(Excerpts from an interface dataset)
== == ==

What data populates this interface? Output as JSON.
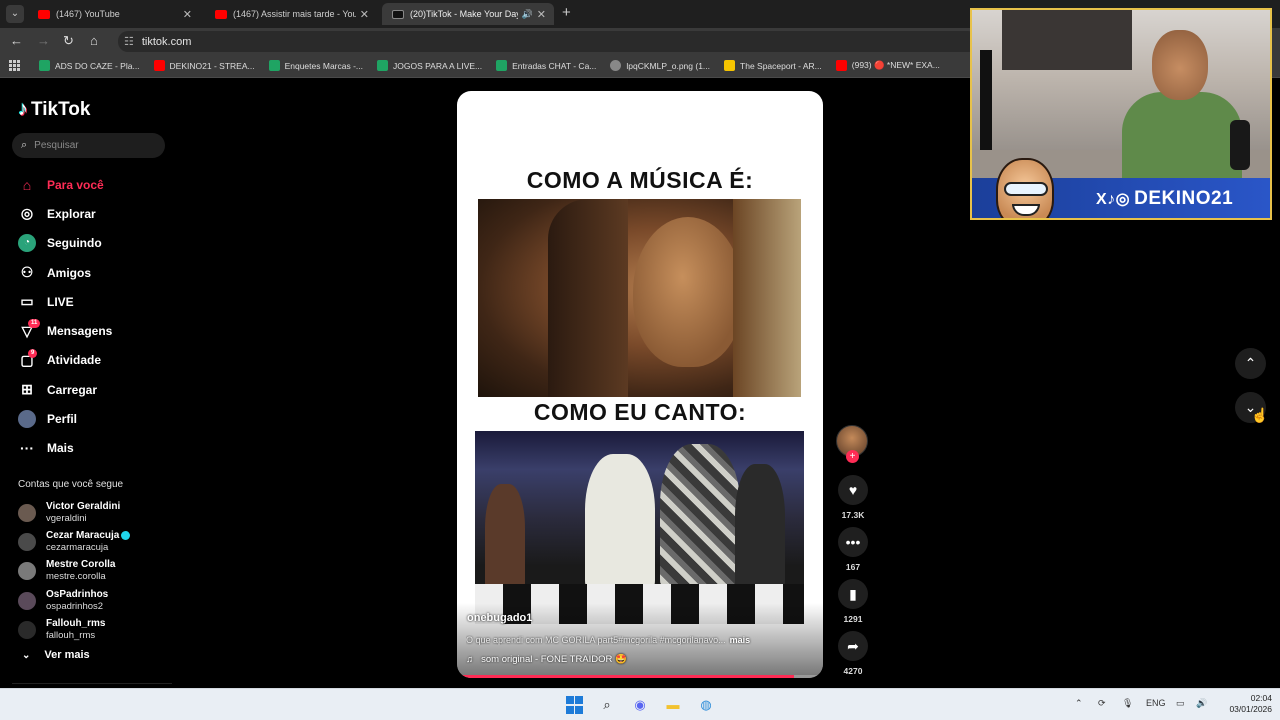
{
  "browser": {
    "tabs": [
      {
        "title": "(1467) YouTube",
        "favicon_color": "#ff0000",
        "active": false
      },
      {
        "title": "(1467) Assistir mais tarde - YouT",
        "favicon_color": "#ff0000",
        "active": false
      },
      {
        "title": "(20)TikTok - Make Your Day",
        "favicon_color": "#111111",
        "active": true
      }
    ],
    "url": "tiktok.com",
    "bookmarks": [
      {
        "label": "ADS DO CAZE - Pla...",
        "color": "#1fa463"
      },
      {
        "label": "DEKINO21 - STREA...",
        "color": "#ff0000"
      },
      {
        "label": "Enquetes Marcas -...",
        "color": "#1fa463"
      },
      {
        "label": "JOGOS PARA A LIVE...",
        "color": "#1fa463"
      },
      {
        "label": "Entradas CHAT - Ca...",
        "color": "#1fa463"
      },
      {
        "label": "lpqCKMLP_o.png (1...",
        "color": "#888888"
      },
      {
        "label": "The Spaceport - AR...",
        "color": "#f5c400"
      },
      {
        "label": "(993) 🔴 *NEW* EXA...",
        "color": "#ff0000"
      }
    ]
  },
  "sidebar": {
    "logo": "TikTok",
    "search_placeholder": "Pesquisar",
    "nav": [
      {
        "label": "Para você",
        "icon": "home-icon",
        "active": true
      },
      {
        "label": "Explorar",
        "icon": "compass-icon"
      },
      {
        "label": "Seguindo",
        "icon": "following-icon"
      },
      {
        "label": "Amigos",
        "icon": "friends-icon"
      },
      {
        "label": "LIVE",
        "icon": "live-icon"
      },
      {
        "label": "Mensagens",
        "icon": "messages-icon",
        "badge": "11"
      },
      {
        "label": "Atividade",
        "icon": "activity-icon",
        "badge": "9"
      },
      {
        "label": "Carregar",
        "icon": "upload-icon"
      },
      {
        "label": "Perfil",
        "icon": "profile-icon"
      },
      {
        "label": "Mais",
        "icon": "more-icon"
      }
    ],
    "following_title": "Contas que você segue",
    "following": [
      {
        "name": "Victor Geraldini",
        "handle": "vgeraldini",
        "verified": false
      },
      {
        "name": "Cezar Maracuja",
        "handle": "cezarmaracuja",
        "verified": true
      },
      {
        "name": "Mestre Corolla",
        "handle": "mestre.corolla",
        "verified": false
      },
      {
        "name": "OsPadrinhos",
        "handle": "ospadrinhos2",
        "verified": false
      },
      {
        "name": "Fallouh_rms",
        "handle": "fallouh_rms",
        "verified": false
      }
    ],
    "see_more": "Ver mais"
  },
  "video": {
    "caption_top": "COMO A MÚSICA É:",
    "caption_middle": "COMO EU CANTO:",
    "author": "onebugado1",
    "description": "O que aprendi com MC GORILA part5#mcgorila #mcgorilanavo...",
    "more": "mais",
    "music": "som original - FONE TRAIDOR 🤩",
    "progress": 0.92
  },
  "actions": {
    "likes": "17.3K",
    "comments": "167",
    "saves": "1291",
    "shares": "4270"
  },
  "webcam": {
    "banner_text": "DEKINO21",
    "banner_icons": "X♪◎"
  },
  "taskbar": {
    "lang": "ENG",
    "time": "02:04",
    "date": "03/01/2026"
  }
}
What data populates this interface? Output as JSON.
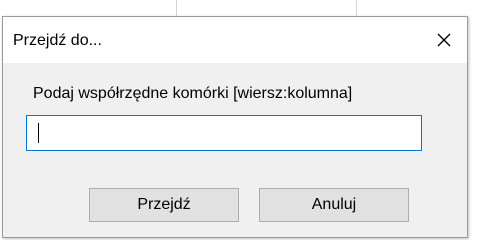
{
  "dialog": {
    "title": "Przejdź do...",
    "close_icon": "close-icon",
    "prompt": "Podaj współrzędne komórki [wiersz:kolumna]",
    "input_value": "",
    "input_placeholder": "",
    "ok_label": "Przejdź",
    "cancel_label": "Anuluj"
  },
  "colors": {
    "input_focus_border": "#0078d7",
    "dialog_background": "#f0f0f0",
    "button_background": "#e1e1e1"
  }
}
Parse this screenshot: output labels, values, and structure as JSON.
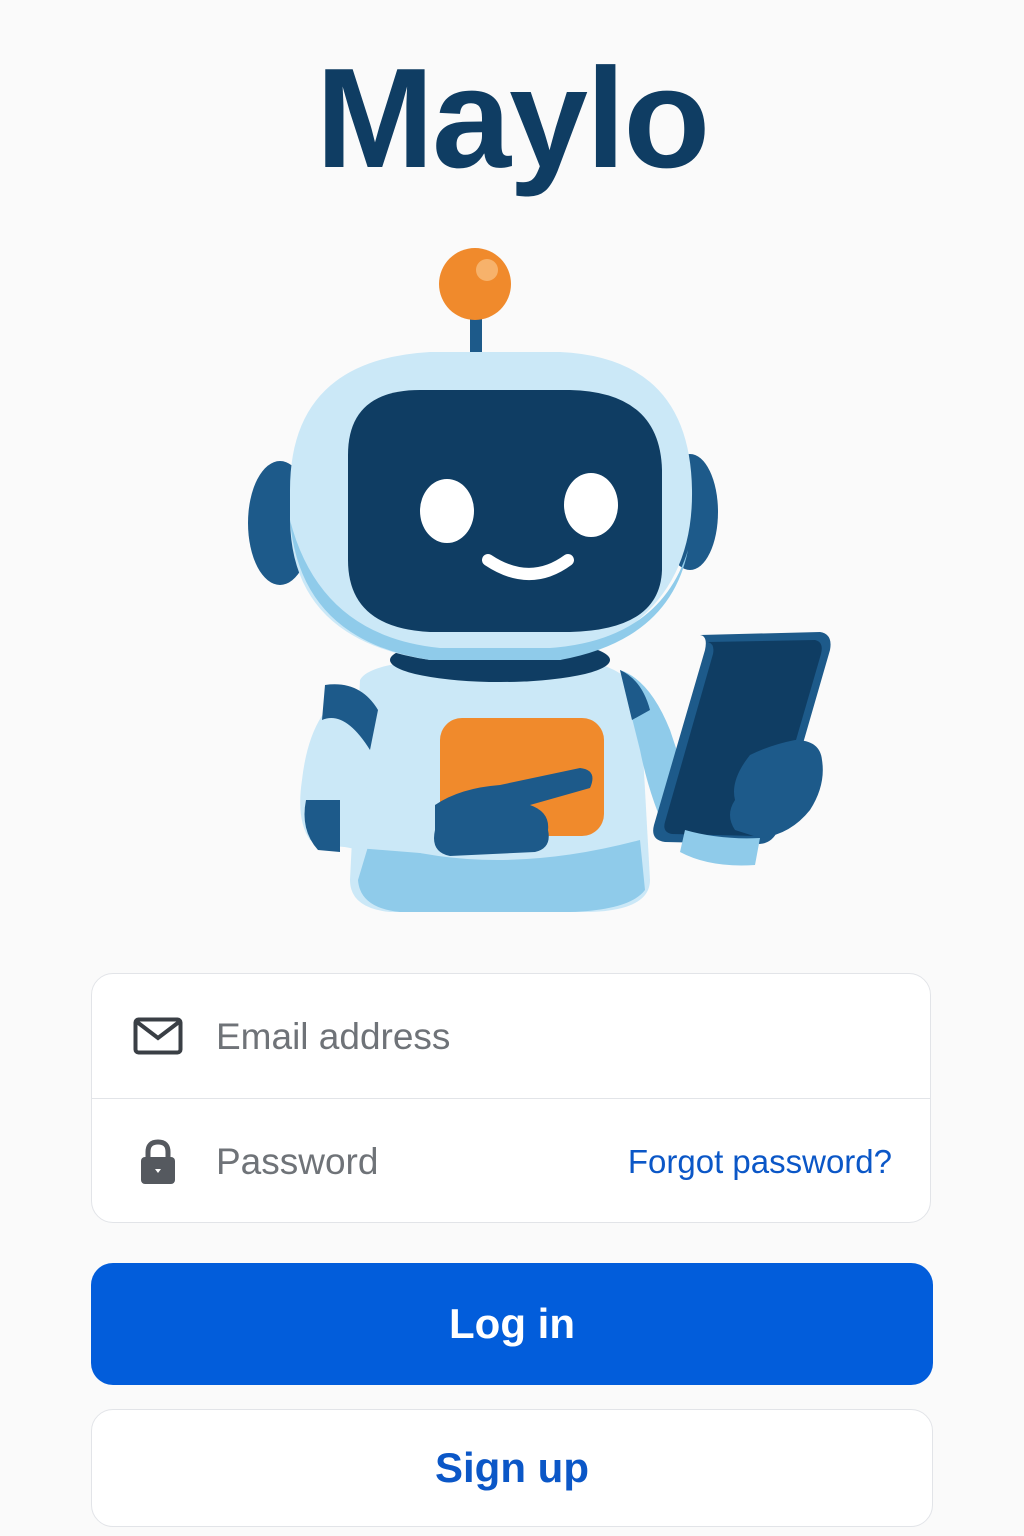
{
  "app": {
    "title": "Maylo"
  },
  "mascot": {
    "icon": "robot-mascot-icon"
  },
  "login_form": {
    "email": {
      "icon": "envelope-icon",
      "placeholder": "Email address",
      "value": ""
    },
    "password": {
      "icon": "lock-icon",
      "placeholder": "Password",
      "value": "",
      "forgot_label": "Forgot password?"
    }
  },
  "actions": {
    "login_label": "Log in",
    "signup_label": "Sign up"
  },
  "colors": {
    "brand_navy": "#0f3d63",
    "primary_blue": "#025ddb",
    "link_blue": "#0b57c7",
    "accent_orange": "#f08a2c",
    "robot_light_blue": "#cbe8f7"
  }
}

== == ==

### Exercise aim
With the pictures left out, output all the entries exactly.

### Task result
What data populates this interface? Output as JSON.
{
  "browser": {
    "tabs": [
      {
        "title": "(1467) YouTube",
        "favicon_color": "#ff0000",
        "active": false
      },
      {
        "title": "(1467) Assistir mais tarde - YouT",
        "favicon_color": "#ff0000",
        "active": false
      },
      {
        "title": "(20)TikTok - Make Your Day",
        "favicon_color": "#111111",
        "active": true
      }
    ],
    "url": "tiktok.com",
    "bookmarks": [
      {
        "label": "ADS DO CAZE - Pla...",
        "color": "#1fa463"
      },
      {
        "label": "DEKINO21 - STREA...",
        "color": "#ff0000"
      },
      {
        "label": "Enquetes Marcas -...",
        "color": "#1fa463"
      },
      {
        "label": "JOGOS PARA A LIVE...",
        "color": "#1fa463"
      },
      {
        "label": "Entradas CHAT - Ca...",
        "color": "#1fa463"
      },
      {
        "label": "lpqCKMLP_o.png (1...",
        "color": "#888888"
      },
      {
        "label": "The Spaceport - AR...",
        "color": "#f5c400"
      },
      {
        "label": "(993) 🔴 *NEW* EXA...",
        "color": "#ff0000"
      }
    ]
  },
  "sidebar": {
    "logo": "TikTok",
    "search_placeholder": "Pesquisar",
    "nav": [
      {
        "label": "Para você",
        "icon": "home-icon",
        "active": true
      },
      {
        "label": "Explorar",
        "icon": "compass-icon"
      },
      {
        "label": "Seguindo",
        "icon": "following-icon"
      },
      {
        "label": "Amigos",
        "icon": "friends-icon"
      },
      {
        "label": "LIVE",
        "icon": "live-icon"
      },
      {
        "label": "Mensagens",
        "icon": "messages-icon",
        "badge": "11"
      },
      {
        "label": "Atividade",
        "icon": "activity-icon",
        "badge": "9"
      },
      {
        "label": "Carregar",
        "icon": "upload-icon"
      },
      {
        "label": "Perfil",
        "icon": "profile-icon"
      },
      {
        "label": "Mais",
        "icon": "more-icon"
      }
    ],
    "following_title": "Contas que você segue",
    "following": [
      {
        "name": "Victor Geraldini",
        "handle": "vgeraldini",
        "verified": false
      },
      {
        "name": "Cezar Maracuja",
        "handle": "cezarmaracuja",
        "verified": true
      },
      {
        "name": "Mestre Corolla",
        "handle": "mestre.corolla",
        "verified": false
      },
      {
        "name": "OsPadrinhos",
        "handle": "ospadrinhos2",
        "verified": false
      },
      {
        "name": "Fallouh_rms",
        "handle": "fallouh_rms",
        "verified": false
      }
    ],
    "see_more": "Ver mais"
  },
  "video": {
    "caption_top": "COMO A MÚSICA É:",
    "caption_middle": "COMO EU CANTO:",
    "author": "onebugado1",
    "description": "O que aprendi com MC GORILA part5#mcgorila #mcgorilanavo...",
    "more": "mais",
    "music": "som original - FONE TRAIDOR 🤩",
    "progress": 0.92
  },
  "actions": {
    "likes": "17.3K",
    "comments": "167",
    "saves": "1291",
    "shares": "4270"
  },
  "webcam": {
    "banner_text": "DEKINO21",
    "banner_icons": "X♪◎"
  },
  "taskbar": {
    "lang": "ENG",
    "time": "02:04",
    "date": "03/01/2026"
  }
}
What data populates this interface? Output as JSON.
{
  "dialog": {
    "title": "Przejdź do...",
    "close_icon": "close-icon",
    "prompt": "Podaj współrzędne komórki [wiersz:kolumna]",
    "input_value": "",
    "input_placeholder": "",
    "ok_label": "Przejdź",
    "cancel_label": "Anuluj"
  },
  "colors": {
    "input_focus_border": "#0078d7",
    "dialog_background": "#f0f0f0",
    "button_background": "#e1e1e1"
  }
}
Parse this screenshot: output labels, values, and structure as JSON.
{
  "app": {
    "title": "Maylo"
  },
  "mascot": {
    "icon": "robot-mascot-icon"
  },
  "login_form": {
    "email": {
      "icon": "envelope-icon",
      "placeholder": "Email address",
      "value": ""
    },
    "password": {
      "icon": "lock-icon",
      "placeholder": "Password",
      "value": "",
      "forgot_label": "Forgot password?"
    }
  },
  "actions": {
    "login_label": "Log in",
    "signup_label": "Sign up"
  },
  "colors": {
    "brand_navy": "#0f3d63",
    "primary_blue": "#025ddb",
    "link_blue": "#0b57c7",
    "accent_orange": "#f08a2c",
    "robot_light_blue": "#cbe8f7"
  }
}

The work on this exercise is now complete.